Ever been to a restaurant or doctor's office and found one of those wooden Peg Solitaire boards just lying around? The little triangular board where you hop pegs over each other? The degree to which you compulsively feel a need to pick it up and play it rather than fiddle with your phone is indicative of the interest you'll have for PEG SOLITAIRE on the eShop. It gets far, far more complex than anything you'll just pick at while bored in a restaurant, though.
PEG SOLITAIRE presents players with various playing fields filled with pegs and one empty space. A peg can hop over a single other peg and land in that empty space, which eliminates the peg it jumped over from the board. Players have to jump over pegs until only a single peg remains, and depending on the shape of the board that can get difficult in a hurry. As in, on the first board.
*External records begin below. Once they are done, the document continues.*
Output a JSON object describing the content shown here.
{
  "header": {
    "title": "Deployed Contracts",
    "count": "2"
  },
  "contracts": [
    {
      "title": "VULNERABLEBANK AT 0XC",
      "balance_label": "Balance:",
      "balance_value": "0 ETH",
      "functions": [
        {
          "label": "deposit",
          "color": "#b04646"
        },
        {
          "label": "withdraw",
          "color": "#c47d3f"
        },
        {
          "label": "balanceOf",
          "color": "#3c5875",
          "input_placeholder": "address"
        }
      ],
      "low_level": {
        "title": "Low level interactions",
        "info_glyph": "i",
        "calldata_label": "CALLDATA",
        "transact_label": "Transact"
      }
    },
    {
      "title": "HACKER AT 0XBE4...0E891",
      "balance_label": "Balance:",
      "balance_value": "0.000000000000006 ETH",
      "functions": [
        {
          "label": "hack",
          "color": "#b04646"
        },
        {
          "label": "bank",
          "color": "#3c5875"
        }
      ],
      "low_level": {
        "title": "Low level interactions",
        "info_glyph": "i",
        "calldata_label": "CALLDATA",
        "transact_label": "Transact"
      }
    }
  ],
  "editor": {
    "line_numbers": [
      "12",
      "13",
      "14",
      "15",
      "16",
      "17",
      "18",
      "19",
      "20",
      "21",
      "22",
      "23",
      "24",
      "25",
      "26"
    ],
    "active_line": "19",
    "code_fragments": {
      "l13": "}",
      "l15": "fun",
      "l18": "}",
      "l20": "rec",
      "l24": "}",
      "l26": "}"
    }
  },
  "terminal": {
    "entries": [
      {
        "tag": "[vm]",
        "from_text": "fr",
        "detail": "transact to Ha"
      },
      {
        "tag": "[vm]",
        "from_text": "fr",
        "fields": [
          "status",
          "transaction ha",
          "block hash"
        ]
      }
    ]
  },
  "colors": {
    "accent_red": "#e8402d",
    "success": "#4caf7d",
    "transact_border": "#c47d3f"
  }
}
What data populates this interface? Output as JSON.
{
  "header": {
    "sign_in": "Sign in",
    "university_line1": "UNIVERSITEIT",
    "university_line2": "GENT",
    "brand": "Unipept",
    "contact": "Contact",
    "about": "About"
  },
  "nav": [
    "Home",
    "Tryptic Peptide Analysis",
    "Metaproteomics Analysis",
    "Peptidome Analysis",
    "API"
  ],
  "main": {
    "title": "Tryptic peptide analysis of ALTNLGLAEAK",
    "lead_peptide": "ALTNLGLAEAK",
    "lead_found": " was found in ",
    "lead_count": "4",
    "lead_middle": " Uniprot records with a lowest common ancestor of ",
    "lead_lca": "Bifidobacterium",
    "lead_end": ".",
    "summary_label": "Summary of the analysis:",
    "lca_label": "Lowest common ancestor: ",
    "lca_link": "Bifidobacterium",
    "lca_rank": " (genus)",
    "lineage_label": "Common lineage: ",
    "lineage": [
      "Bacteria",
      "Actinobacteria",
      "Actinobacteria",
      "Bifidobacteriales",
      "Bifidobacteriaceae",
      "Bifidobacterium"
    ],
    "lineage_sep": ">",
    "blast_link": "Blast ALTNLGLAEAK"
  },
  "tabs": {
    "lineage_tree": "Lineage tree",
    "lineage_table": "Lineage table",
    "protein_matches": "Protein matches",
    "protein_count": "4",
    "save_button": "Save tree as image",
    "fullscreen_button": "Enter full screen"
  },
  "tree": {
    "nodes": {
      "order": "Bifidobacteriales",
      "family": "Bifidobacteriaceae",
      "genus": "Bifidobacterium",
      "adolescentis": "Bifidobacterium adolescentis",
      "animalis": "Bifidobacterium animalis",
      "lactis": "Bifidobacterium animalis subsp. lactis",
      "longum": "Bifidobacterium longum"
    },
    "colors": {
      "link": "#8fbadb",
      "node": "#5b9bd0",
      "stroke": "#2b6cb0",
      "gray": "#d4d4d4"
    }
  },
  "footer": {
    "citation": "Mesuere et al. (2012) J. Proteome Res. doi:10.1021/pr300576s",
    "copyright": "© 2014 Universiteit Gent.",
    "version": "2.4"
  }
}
There's nothing special about the presentation here, but the controls work well. The pegs are large on the GamePad, which makes them easy to select with the stylus and move around. The pegs also snap to the next available spot if you hover anywhere near it, so there's no fussing involved in getting your move to work correctly. Even if you do mess up there's an undo button that will let you go back a move. This is handy, given that a single wrong move will eventually make the board unsolvable, but it doesn't let you undo multiple moves. It helps, but not a lot.
PEG SOLITAIRE presents players with 14 different puzzles to solve, each laid out in various ways to provide new challenges. They'll keep players busy for a while as they're all challenging, and the game keeps track of how many moves you made so you can attempt to do better on future runs on a given board. The only downfall is that the same tile is open every single time, so once you find a good solution to the puzzle there's really nothing more to be gained from playing it. Having a valid but random open tile might have added a little more replay value to the game.
The music is quite catchy and upbeat, which will help divert some of the puzzle rage you may be feeling after messing up a given board for the tenth time. The visuals themselves aren't all that impressive, though, offering a very simple experience - don't expect a flourish when you beat a board, as the game is quite sparse. You'll be seeing a lot of green pegs, brown boards, grey backgrounds, and little else.
At its asking price, PEG SOLITAIRE is cheaper than a set of real-life peg solitaire boards. At the same time, a real-world one might provide a little more variety with the ability to leave whichever space you want empty when you start the puzzle. If you enjoy complex brainteasers with simple rules, then, this will be a fun but limited way to while away some time. The Wii U's GamePad is far more expensive if you break it out of frustration than a little wooden toy is, though.